I traded my past self for a newfound identity: one that aimed to separate me from the rest of the pack but, in retrospect, wasn’t unique in any way, shape, or form. It did, however, succeed in giving me this overwhelming feeling of belonging and superiority. I would reflexively send Instagram posts of girls in my grade level sporting Nike Roshe Runs or Triangl swimwear to a group chat. I openly mocked classmates who admitted to watching Keeping Up with the Kardashians, and crucified all those who doodled The Fault in Our Stars-style clouds on their notebooks. It was during that time that I learned what to call them. First, they were just boring try-hards or white-girl wannabes, until a friend introduced a term that summed them up perfectly: basic.
Though the poster child of being basic has changed over the years in terms of appearance and activities, two defining characteristics remain: she is always a girl, and she is often pegged as the object of society’s disgust. We view her with contempt, as if what she has is the second coming of leprosy and not a mere difference in preference. Christina Passarella sums it up best in her Medium piece when she says, “The idea that women should feel ashamed for the things they enjoy, or that those things are somehow objectively not good, is a profoundly misogynistic construct and, unfortunately, one that’s socially pervasive and echoed by men and women alike. In fact, the phrase itself is used far more frequently by women describing other women than it ever is by men.” True enough, I have yet to see anyone call out the vast number of boys who listen to Kanye West, sport a gold chain around their necks, and spend their free time playing NBA 2K.
It seems we’ve resigned to the fact that femininity is uncool and even embarrassing. We feel the need to dissociate ourselves from it and make a laughing stock out of those who refuse to follow suit. By doing this, we reduce multifaceted human beings to caricatures and find an excuse to dismiss them completely when they’re literally doing nothing wrong. Sure, they’re probably the last people you’d turn to if you ever needed pop culture recommendations, but they’re not hurting anybody! They consume the media that’s most readily available and enjoy themselves in the process!
I spent most of my life pitying them when I should have felt sorry for myself all along. I only realized the full extent of my pretentiousness when I ushered in my 20th birthday a few weeks ago, with tear-stained cheeks and “Ribs” by Lorde on repeat (because what am I but a living cliche?). I finally grasped just how terrifying this milestone actually is, how it marks the beginning of an era in my life when I must submit to the mortifying ordeal of being known. My carefree, uncomplicated years are officially behind me, and I spent a huge chunk of them pretending to be somebody I wasn’t—all to avoid being labeled as basic. And what did I gain? Who was I trying to please, and why did I think they would matter to me in the long run?

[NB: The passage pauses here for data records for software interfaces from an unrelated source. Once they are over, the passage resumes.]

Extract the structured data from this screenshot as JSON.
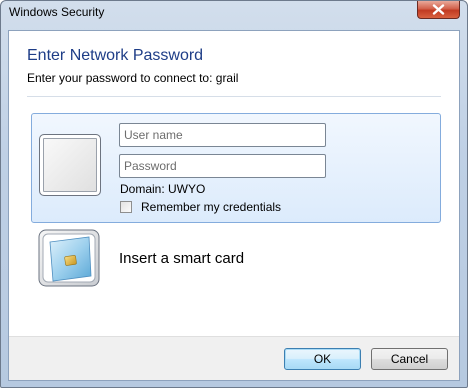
{
  "window": {
    "title": "Windows Security",
    "close_icon": "close-icon"
  },
  "dialog": {
    "heading": "Enter Network Password",
    "subheading": "Enter your password to connect to: grail"
  },
  "credentials": {
    "user_tile_icon": "user-tile-icon",
    "username_placeholder": "User name",
    "username_value": "",
    "password_placeholder": "Password",
    "password_value": "",
    "domain_label": "Domain: UWYO",
    "remember_label": "Remember my credentials",
    "remember_checked": false
  },
  "smartcard": {
    "icon": "smart-card-icon",
    "label": "Insert a smart card"
  },
  "buttons": {
    "ok_label": "OK",
    "cancel_label": "Cancel"
  },
  "colors": {
    "heading": "#1e3d87",
    "selected_tile_border": "#84acdd",
    "close_button": "#c13a22"
  }
}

I know there’s no use crying over spilled milk, but I really would’ve appreciated it if teenage me had grown a backbone and stuck it to the judgmental people in her school. Maybe she would’ve been significantly less popular among her peers, maybe her playlists wouldn’t have gotten the attention they did. But at least she would’ve been happier.
By Angel Martinez